Golf Club Rust
Have you ever opened up your golf bag, only to find that the clubs have been taken over by the dreaded rust monster? It's a common problem for golfers and it can be a real headache. So the question is - how to get rust off golf clubs? Fortunately, there are some simple techniques and solutions you can use to restore your clubs back to their shiny glory. Let's take a look at what you need and how to get started.
First things first — you’ll want to give your clubs a good scrubbing. Fill up a bucket of warm soapy water and use a hard-bristled brush to scrub away at the rust. This will loosen up any dirt or debris on the surface of the club, making it easier for you to remove the rust.

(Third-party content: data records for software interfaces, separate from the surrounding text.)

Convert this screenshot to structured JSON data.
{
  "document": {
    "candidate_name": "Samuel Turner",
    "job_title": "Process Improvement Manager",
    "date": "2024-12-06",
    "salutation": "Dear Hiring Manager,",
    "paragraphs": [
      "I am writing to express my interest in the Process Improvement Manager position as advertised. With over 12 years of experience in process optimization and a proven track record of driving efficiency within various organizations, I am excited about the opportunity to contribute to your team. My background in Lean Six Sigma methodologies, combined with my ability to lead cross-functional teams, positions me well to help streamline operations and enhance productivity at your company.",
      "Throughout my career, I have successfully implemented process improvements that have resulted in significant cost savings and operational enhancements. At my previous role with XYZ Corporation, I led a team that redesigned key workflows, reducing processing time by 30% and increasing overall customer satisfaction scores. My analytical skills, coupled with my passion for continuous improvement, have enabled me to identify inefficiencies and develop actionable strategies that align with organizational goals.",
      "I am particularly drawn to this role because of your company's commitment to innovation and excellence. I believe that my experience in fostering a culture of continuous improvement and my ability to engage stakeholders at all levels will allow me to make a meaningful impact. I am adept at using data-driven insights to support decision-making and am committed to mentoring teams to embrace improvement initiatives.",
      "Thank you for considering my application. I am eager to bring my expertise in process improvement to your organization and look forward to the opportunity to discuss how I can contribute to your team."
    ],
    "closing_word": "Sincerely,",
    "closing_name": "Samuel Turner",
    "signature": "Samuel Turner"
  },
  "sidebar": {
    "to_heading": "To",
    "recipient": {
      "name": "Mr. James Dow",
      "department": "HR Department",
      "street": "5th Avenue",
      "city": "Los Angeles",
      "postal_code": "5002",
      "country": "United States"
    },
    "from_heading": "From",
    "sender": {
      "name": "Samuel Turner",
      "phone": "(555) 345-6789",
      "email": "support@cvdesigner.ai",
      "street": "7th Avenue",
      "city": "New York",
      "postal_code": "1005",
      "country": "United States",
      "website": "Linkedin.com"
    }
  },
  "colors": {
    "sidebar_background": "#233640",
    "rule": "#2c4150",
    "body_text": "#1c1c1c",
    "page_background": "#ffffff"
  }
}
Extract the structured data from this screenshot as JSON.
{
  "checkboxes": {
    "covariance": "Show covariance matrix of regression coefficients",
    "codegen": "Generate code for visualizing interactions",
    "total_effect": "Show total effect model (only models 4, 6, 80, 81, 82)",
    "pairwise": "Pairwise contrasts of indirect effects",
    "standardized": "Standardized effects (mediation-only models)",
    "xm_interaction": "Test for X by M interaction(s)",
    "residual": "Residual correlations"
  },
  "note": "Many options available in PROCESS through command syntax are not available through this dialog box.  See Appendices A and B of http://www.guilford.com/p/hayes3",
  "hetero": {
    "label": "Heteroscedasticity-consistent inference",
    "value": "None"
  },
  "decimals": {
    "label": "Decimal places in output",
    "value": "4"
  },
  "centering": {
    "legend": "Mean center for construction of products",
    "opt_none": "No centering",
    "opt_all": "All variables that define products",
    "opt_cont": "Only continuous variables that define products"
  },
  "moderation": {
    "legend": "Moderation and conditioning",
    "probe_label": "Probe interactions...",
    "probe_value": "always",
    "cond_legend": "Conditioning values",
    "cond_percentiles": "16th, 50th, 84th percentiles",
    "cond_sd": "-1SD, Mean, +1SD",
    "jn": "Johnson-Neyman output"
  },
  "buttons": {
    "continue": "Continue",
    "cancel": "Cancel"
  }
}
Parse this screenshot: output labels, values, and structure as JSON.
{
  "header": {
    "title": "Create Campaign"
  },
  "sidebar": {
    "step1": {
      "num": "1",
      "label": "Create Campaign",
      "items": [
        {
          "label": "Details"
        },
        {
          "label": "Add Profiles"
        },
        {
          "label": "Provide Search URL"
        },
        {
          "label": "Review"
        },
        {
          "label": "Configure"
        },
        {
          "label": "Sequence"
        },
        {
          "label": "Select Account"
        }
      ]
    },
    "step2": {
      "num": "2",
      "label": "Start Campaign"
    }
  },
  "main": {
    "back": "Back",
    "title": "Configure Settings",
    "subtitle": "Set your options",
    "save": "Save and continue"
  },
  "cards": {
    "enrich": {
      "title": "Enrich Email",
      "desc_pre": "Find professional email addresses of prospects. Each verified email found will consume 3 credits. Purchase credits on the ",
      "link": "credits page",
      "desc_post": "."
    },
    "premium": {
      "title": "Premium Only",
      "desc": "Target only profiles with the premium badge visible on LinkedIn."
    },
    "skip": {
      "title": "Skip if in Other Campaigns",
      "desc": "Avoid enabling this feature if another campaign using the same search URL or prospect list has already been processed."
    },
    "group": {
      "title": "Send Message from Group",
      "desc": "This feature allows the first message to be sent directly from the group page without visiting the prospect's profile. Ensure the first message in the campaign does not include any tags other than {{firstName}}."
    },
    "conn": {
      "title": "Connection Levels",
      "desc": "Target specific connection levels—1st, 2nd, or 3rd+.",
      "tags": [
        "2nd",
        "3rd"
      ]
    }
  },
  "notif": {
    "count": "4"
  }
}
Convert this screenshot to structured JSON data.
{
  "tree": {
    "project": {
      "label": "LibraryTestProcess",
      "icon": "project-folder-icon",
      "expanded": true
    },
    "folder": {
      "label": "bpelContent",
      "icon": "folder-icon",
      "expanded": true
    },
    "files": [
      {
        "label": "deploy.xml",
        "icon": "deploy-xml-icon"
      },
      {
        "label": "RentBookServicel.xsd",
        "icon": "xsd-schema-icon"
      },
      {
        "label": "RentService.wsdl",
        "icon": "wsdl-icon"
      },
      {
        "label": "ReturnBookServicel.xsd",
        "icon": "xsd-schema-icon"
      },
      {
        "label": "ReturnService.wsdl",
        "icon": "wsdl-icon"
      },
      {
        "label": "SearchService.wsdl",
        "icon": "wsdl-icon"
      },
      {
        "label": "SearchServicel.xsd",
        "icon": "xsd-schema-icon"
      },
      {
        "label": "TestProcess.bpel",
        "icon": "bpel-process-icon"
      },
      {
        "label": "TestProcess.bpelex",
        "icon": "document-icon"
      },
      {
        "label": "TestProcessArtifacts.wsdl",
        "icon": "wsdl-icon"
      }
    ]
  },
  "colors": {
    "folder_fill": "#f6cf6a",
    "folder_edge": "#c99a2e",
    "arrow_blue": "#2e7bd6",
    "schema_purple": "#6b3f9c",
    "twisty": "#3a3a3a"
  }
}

Next, you’ll want to put some elbow grease into getting those pesky rust spots off your club heads. If they are particularly stubborn, try using a wet and dry sandpaper (as fine as you can get it) to remove them. This should do the trick and remove rust from golf clubs!
But if you're still struggling with golf club rust, it's time to explore the methods below.
Vinegar and Lemon Juice
Try mixing up a solution of vinegar and lemon juice. The acidity in vinegar and lemon juice can help dissolve rust stains on metal surfaces like golf clubs. Simply let your rusty clubs soak in the solution for an hour or two. And then wipe away or brush the rust away.
Steel Wool Pad
For tougher spots, using steel wool may be necessary. But be careful—steel wool can scratch the finish of your club so use it sparingly and only when absolutely necessary! Gently rub the affected area until all traces of rust are gone then rinse off with clean water afterward. You may also want to apply some oil or wax after cleaning with steel wool to protect your club’s finish from future damage.
If all else fails, try out one last solution – Coca Cola! Soak your clubs in Coca-Cola for around 24 hours before wiping them clean or maybe scrubbing them gently (depending on how bad the rust is). It might sound like an odd solution but trust us – it works! And don’t worry – once you rinse off the clubs thoroughly afterward with water, there won’t be any sign of Coke residue left behind.
No doubt this works but we always worry about using industrial chemicals on golf clubs. If this is your last resort just be gentle!
Preventing Your Clubs From Rusting
You've probably heard the famous quote from the Dutch philosopher, Erasmus, "Prevention is better than cure."
Rust can form on golf clubs when they are exposed to moisture and oxygen from the environment. To prevent golf club rust from forming, it is important to keep your golf clubs dry and protected from the elements. Here are a few tips.
- Store your golf clubs in a dry place.
- Do not store them in a humid location like the garage.
- Keep your golf clubs covered with a protective case or cover when not in use.
- Wipe down and clean your golf clubs after each use with a golf club brush and a dry cloth to remove any moisture.
- Take extra care to wipe your clubs dry when you're playing in wet conditions.
- If you're not going to play in a while check up on your clubs every so often to make sure they're not gathering moisture. If so wipe them down and move them to a drier location.
- Invest in a pair of iron covers to protect your clubs during the offseason or extended periods when you're not using them.
No golfer wants their clubs covered in ugly rust stains, but unfortunately, these things happen over time due to exposure to moisture and humidity in the air. Thankfully, taking care of rusty golf clubs doesn’t have to be difficult – just follow these simple steps and make sure you get those clubs sparkling again in no time!
With just a little bit of elbow grease (and perhaps some Coca Cola!) You can keep your game running smoothly without worrying about rusted golf clubs ruining your swing. So go grab that bucket of soapy water and start cleaning—your golf game depends on it!
If you're going to clean your clubs the right way and remove rust from golf clubs then you need the right equipment. We've got you covered - tap below.
And of course, you'll need a golf towel. See below.